==== Exercise data

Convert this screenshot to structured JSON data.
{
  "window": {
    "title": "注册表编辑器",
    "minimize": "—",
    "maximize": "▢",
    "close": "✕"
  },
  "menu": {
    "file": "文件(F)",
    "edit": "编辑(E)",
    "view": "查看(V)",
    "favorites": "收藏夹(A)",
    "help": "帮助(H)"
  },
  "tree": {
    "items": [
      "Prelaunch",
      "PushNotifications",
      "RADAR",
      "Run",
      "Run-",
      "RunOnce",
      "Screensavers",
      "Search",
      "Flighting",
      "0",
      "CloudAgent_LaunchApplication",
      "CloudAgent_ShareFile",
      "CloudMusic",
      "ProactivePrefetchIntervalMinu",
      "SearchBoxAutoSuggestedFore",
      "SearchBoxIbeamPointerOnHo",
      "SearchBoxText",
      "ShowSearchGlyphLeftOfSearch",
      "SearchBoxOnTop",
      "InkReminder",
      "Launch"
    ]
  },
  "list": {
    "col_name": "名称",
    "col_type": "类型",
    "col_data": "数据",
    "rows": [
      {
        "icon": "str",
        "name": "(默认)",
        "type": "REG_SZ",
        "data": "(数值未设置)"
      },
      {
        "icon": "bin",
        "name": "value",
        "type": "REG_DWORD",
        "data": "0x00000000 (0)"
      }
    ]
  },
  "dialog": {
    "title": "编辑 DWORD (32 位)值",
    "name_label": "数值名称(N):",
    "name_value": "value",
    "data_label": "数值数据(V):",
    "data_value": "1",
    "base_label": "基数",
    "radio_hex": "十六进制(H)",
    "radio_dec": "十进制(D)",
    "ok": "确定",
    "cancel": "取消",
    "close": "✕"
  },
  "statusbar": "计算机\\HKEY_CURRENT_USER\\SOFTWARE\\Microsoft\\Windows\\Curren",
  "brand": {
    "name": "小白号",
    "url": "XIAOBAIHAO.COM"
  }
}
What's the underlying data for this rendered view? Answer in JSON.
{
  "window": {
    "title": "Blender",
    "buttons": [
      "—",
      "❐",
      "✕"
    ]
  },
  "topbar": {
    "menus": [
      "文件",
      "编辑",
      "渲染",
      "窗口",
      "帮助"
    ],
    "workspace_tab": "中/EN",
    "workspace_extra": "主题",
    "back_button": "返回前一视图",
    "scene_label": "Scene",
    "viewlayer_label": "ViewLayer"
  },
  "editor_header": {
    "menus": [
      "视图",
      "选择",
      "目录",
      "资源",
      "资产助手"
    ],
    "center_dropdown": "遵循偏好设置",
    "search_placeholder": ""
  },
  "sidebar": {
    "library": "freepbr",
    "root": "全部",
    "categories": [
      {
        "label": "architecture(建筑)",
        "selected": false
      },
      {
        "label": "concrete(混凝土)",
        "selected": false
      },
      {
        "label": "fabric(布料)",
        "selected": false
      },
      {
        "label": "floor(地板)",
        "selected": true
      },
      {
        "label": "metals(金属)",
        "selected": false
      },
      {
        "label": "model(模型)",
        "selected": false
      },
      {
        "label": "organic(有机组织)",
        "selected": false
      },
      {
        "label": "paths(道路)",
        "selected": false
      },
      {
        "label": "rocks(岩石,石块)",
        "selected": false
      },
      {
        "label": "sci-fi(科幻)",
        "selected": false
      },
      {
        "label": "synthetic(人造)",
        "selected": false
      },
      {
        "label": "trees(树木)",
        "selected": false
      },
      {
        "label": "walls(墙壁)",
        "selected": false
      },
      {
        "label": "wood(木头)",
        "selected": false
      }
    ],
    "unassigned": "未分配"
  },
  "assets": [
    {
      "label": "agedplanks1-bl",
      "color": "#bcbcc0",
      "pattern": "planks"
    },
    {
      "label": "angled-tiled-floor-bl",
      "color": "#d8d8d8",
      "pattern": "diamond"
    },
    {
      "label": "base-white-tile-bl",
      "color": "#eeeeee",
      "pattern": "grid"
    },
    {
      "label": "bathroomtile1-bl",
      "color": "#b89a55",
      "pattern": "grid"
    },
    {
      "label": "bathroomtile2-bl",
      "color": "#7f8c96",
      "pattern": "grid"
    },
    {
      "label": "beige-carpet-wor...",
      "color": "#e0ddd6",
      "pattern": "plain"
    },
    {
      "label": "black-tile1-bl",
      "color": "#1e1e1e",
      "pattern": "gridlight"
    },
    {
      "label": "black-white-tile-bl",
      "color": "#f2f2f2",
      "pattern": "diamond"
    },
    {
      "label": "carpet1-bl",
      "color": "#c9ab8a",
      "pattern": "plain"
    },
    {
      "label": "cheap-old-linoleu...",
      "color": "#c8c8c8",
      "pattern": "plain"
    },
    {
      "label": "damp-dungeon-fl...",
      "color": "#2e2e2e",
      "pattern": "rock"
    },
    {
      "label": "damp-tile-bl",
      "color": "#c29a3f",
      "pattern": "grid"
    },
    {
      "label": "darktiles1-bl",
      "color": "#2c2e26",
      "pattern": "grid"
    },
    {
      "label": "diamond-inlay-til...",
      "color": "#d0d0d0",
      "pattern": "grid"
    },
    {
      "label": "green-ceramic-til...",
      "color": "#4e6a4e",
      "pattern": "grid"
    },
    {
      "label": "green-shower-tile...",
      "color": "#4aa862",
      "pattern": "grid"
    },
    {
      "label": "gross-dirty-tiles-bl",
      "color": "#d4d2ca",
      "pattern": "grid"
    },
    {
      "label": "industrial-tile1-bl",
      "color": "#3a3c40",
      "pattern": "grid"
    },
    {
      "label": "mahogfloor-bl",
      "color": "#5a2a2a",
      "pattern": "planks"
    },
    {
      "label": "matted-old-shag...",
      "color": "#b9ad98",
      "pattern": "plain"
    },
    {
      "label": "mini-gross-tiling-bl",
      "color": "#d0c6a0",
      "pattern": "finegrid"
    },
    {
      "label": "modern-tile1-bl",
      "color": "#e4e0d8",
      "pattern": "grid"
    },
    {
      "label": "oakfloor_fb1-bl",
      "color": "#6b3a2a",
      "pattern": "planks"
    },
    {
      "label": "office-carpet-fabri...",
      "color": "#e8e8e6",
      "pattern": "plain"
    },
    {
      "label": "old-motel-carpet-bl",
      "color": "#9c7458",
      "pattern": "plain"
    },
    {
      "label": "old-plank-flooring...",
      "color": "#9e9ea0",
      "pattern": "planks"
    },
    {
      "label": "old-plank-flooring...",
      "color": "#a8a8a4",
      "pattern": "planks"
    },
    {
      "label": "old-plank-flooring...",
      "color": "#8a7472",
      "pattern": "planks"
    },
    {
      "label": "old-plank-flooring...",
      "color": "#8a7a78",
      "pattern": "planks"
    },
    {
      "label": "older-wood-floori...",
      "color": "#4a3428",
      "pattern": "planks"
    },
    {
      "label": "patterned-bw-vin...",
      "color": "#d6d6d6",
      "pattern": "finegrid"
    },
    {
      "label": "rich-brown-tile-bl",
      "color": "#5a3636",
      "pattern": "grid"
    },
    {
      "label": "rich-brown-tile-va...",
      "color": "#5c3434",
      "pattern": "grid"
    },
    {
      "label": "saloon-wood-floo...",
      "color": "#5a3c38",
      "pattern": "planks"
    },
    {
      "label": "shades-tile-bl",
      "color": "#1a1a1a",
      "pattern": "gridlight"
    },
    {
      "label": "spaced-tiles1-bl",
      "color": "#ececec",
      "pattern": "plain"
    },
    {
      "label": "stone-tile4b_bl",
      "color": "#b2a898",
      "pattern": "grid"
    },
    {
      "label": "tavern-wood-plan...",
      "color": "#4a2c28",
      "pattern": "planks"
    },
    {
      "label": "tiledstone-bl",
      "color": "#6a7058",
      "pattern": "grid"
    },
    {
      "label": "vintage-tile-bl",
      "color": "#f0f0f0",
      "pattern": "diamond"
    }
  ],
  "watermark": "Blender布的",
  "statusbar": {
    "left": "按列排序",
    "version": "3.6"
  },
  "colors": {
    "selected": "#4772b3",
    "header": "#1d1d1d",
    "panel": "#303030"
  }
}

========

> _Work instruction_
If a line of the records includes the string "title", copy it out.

> _Response for this exercise_
    "title": "注册表编辑器",
    "title": "编辑 DWORD (32 位)值",
    "title": "Blender",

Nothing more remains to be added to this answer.